FIRST APPOINTMENT: In my first follow up appointment, the doctor removed the staples and sutures and cleaned the incision area.  I found this all very uncomfortable as I did not want anyone touching me!  I thank God that the incision was healing well.

RECOVERY PROTOCOL: I am the opposite of others that have one of these fast recovery protocols.  I caused a nice chuckle when I asked about a walking boot in my first follow up appointment.  They said my rupture was too severe for anything like that.

  • 6 weeks: non-weight bearing cast
  • 6 weeks: slowly start to bear weight in a walking cast

My attitude is to be a compliant patient and simply do what the doctor told me to do.  My goal is to return to the same level of fitness and to be healthy and strong enough to play soccer again.  But,  I am finished with actually playing basketball/soccer types of sprinting sports.  I’ll stick to more boring exercise routines.  I don’t need anything like this again. So, I’ll deal with a few extra weeks of hobbling around to get there.  I know I will experience some additional atrophy.  But, muscles can eventually be strengthened.


  • I am using the I-Walk instead of crutches.  While this is not as easy as the company marketing materials make it appear, it works much better for me than old school crutches.  I considered a roller.  But, I live in Washington, DC and need to navigate lots of stairs.
  • My pain is much more tolerable than a month ago.  Towards the end of the day, my fiberglass cast just starts to make everything hurt.  In the evenings, the area along the incision gets irritated with the "electrical" feelings.  I am down to taking a Tylenol or two before bed so that I can get to sleep.
  • It is hard to judge how well I am healing since I am not putting my foot down.  However, my toes are one indication.  In the beginning, moving my toes or having my toes touched felt terrible.  I could literally feel the achilles tendon move and it hurt terribly.

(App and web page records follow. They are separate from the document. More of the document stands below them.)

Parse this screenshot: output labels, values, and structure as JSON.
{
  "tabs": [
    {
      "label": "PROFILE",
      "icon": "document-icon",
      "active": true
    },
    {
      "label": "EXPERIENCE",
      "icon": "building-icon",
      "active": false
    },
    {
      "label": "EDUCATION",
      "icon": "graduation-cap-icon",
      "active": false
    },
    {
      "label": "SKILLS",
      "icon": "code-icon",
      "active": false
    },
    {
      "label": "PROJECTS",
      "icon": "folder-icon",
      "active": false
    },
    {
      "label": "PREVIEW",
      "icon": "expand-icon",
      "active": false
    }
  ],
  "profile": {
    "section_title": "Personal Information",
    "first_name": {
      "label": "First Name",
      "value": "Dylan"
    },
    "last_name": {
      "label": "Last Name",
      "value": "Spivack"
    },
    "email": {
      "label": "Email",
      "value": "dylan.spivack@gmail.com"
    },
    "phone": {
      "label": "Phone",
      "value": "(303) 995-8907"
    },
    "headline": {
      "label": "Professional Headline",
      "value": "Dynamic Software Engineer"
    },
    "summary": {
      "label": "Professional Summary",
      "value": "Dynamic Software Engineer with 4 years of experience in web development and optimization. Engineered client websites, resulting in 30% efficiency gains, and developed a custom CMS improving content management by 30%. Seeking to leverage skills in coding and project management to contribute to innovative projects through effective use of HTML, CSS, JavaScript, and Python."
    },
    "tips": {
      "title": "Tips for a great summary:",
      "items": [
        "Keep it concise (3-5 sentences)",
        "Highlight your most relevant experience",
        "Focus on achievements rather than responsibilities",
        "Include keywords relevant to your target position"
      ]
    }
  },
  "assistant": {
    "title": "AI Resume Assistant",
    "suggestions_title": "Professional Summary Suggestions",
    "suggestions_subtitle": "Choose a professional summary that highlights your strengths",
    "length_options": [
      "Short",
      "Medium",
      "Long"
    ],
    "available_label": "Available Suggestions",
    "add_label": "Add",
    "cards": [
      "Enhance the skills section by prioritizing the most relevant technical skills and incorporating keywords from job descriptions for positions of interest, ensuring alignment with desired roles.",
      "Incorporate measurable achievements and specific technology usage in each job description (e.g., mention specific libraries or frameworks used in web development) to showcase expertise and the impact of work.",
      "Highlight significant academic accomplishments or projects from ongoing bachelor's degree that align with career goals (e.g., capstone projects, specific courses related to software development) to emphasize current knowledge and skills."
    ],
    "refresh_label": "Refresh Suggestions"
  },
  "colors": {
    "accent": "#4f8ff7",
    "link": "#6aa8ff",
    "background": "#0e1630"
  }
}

Now, I can wiggle my toes around without pain.
  • Every other part of my body is sore.  My good legs hurts.  My arms hurt.  Everything.  It’s a pain.
  • I am sleeping in heaps.  Between my body needing the sleep to heal and being worn out from getting around, I go to bed at the same time as my 9 and 6 year olds.